Problem details. Pull out every line below that holds the word "arrow".

§ §

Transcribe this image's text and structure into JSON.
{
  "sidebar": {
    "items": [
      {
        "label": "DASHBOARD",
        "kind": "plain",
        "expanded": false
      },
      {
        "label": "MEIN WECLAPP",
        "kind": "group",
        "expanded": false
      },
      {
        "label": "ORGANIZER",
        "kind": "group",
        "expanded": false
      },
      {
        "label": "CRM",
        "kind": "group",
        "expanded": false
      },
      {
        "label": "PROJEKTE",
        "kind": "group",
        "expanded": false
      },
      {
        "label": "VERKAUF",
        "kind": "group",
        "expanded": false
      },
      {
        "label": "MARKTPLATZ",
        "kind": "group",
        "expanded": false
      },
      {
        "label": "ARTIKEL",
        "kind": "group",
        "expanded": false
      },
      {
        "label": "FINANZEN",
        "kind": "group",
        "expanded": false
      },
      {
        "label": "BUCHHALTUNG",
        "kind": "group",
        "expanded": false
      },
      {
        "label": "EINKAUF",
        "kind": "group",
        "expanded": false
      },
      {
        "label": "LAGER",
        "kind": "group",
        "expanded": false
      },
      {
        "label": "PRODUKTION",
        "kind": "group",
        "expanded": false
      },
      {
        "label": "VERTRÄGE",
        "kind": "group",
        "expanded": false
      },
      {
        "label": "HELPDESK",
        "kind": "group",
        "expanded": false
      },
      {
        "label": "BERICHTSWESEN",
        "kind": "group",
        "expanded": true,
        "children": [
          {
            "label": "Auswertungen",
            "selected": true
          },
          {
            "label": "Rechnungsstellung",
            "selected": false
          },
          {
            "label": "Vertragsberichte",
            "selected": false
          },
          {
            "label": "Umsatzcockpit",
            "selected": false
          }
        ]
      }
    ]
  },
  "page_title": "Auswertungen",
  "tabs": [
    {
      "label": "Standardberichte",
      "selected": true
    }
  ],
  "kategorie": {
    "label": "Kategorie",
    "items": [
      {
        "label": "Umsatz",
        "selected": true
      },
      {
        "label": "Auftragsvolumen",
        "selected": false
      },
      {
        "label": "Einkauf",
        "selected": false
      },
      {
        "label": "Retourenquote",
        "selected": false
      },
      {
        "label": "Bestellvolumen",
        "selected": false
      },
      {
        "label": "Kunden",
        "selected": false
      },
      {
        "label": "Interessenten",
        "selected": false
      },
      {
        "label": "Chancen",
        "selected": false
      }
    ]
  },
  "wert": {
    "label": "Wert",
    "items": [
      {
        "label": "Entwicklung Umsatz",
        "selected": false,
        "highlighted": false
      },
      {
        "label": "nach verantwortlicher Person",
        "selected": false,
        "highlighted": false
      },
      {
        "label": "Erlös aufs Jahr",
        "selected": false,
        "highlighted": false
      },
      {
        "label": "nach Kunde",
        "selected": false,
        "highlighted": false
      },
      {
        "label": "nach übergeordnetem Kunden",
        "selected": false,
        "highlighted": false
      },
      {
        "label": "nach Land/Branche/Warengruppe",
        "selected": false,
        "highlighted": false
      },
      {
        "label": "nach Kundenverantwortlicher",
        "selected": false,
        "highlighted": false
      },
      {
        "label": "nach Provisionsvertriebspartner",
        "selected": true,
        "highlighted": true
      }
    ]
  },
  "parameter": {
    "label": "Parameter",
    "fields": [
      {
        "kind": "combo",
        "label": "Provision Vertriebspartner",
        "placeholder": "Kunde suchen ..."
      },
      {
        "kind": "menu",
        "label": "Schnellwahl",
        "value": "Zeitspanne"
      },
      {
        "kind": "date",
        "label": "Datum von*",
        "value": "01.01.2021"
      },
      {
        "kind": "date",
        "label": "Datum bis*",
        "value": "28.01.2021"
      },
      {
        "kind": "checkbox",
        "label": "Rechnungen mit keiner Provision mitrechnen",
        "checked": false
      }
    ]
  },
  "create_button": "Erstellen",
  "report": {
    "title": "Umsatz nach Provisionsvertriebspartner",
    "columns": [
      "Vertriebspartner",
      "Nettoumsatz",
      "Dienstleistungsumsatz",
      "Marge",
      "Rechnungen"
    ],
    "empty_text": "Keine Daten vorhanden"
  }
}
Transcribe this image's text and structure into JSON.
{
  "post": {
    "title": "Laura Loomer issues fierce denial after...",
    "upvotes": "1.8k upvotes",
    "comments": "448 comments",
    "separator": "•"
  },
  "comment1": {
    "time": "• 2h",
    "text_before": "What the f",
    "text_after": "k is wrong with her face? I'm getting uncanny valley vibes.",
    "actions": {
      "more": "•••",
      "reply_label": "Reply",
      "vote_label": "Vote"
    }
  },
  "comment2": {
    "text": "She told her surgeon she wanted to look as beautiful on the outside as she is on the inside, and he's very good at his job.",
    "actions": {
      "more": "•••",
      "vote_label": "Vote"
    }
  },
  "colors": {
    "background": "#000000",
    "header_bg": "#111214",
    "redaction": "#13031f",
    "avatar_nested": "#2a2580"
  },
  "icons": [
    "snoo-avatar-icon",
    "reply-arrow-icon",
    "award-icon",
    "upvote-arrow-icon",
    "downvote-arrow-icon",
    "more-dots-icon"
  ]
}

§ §

Answer space.
    "reply-arrow-icon",
    "upvote-arrow-icon",
    "downvote-arrow-icon",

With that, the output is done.